===== MATERIAL PROVIDED =====

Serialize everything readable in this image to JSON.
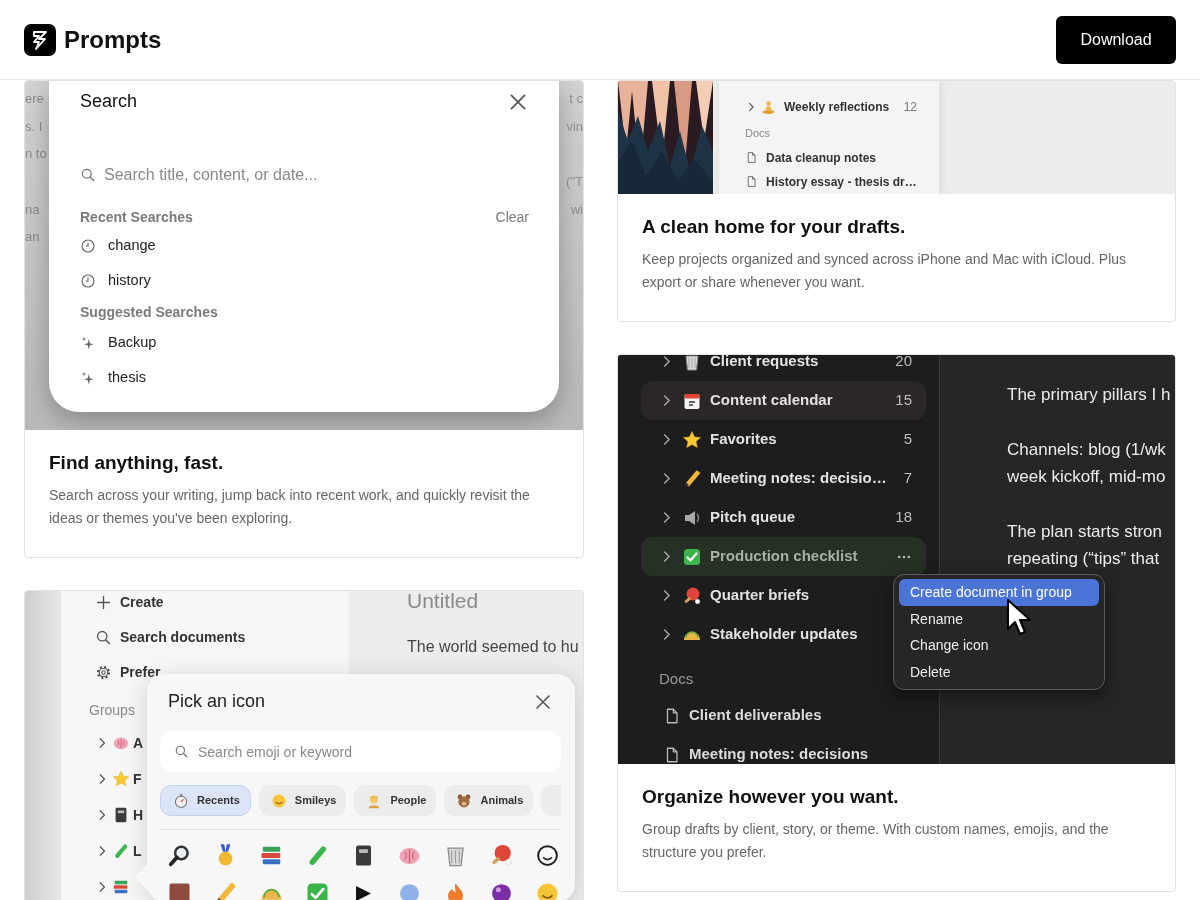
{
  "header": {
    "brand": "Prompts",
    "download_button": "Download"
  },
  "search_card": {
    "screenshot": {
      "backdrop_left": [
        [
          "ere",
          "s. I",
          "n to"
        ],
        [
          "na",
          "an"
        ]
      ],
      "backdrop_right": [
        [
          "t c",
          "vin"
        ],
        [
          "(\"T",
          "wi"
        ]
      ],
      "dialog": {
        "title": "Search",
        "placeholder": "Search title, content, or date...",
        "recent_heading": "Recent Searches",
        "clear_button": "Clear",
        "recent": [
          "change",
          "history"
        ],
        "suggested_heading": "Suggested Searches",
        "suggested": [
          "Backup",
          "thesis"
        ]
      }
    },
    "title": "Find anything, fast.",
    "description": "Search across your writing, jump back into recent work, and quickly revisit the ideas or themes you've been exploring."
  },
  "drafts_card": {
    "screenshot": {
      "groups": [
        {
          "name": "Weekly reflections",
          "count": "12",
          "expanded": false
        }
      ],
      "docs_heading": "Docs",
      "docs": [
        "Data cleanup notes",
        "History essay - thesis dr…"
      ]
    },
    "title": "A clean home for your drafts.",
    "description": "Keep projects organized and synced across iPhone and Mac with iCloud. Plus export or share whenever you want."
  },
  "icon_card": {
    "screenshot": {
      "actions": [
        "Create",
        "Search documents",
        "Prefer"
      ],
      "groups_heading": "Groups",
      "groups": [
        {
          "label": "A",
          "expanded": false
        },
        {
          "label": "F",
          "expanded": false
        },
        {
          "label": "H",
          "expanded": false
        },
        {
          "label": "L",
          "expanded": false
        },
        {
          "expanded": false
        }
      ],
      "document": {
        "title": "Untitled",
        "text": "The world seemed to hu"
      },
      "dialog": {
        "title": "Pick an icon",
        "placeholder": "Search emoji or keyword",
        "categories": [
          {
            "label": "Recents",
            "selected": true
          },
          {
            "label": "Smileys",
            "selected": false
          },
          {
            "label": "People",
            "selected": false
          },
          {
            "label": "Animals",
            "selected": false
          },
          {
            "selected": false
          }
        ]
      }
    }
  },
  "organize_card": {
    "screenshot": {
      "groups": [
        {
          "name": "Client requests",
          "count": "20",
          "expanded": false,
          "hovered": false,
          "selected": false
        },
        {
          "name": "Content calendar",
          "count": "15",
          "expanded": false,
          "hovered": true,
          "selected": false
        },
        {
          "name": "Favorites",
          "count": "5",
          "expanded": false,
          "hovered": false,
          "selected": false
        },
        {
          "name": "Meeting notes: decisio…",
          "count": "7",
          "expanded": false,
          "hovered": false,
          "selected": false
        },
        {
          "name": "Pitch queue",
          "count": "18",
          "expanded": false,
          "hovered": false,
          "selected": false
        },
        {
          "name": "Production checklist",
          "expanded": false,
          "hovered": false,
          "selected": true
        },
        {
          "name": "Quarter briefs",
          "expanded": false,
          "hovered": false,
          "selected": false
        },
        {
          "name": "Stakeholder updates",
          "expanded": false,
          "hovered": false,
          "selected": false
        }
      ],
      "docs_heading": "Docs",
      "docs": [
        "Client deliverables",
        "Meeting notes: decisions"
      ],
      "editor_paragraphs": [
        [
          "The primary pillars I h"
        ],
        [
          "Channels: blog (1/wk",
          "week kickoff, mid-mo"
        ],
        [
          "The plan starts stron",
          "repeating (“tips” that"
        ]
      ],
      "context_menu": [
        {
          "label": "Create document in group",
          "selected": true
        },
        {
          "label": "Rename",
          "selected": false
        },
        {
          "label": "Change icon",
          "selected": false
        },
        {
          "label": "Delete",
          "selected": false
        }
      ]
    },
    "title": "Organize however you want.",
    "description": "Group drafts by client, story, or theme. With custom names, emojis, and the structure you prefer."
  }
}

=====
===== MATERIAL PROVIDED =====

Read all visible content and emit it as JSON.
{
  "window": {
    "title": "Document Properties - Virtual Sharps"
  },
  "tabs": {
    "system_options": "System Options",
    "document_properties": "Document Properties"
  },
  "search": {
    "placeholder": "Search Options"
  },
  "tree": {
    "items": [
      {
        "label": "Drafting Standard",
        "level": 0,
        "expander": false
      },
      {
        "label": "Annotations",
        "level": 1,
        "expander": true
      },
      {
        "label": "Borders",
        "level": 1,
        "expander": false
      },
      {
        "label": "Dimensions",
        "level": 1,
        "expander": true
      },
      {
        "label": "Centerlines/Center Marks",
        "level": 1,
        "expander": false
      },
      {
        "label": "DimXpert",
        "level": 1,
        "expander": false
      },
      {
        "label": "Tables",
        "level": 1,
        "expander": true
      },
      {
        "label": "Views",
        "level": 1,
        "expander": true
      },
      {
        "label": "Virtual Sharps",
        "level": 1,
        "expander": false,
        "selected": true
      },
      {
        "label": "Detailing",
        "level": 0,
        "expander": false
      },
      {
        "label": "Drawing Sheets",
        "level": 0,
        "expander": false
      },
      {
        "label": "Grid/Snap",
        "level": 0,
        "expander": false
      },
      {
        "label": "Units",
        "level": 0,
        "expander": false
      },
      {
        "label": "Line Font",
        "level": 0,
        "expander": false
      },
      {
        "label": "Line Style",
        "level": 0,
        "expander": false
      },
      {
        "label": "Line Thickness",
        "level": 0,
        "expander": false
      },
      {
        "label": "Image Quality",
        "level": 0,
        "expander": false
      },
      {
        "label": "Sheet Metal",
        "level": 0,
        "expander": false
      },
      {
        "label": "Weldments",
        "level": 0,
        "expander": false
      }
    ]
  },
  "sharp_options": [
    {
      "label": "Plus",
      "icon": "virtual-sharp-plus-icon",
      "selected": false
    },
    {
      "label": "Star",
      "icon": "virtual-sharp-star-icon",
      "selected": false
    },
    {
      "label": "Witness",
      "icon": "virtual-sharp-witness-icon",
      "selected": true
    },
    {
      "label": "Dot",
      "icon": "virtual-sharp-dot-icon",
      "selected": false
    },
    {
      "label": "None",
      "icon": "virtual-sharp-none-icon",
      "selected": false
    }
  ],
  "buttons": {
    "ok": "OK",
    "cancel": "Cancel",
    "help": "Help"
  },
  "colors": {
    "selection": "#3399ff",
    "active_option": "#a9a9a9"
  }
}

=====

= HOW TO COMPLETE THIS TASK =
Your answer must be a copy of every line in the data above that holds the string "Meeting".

= YOUR RESPONSE =
          "name": "Meeting notes: decisio…",
        "Meeting notes: decisions"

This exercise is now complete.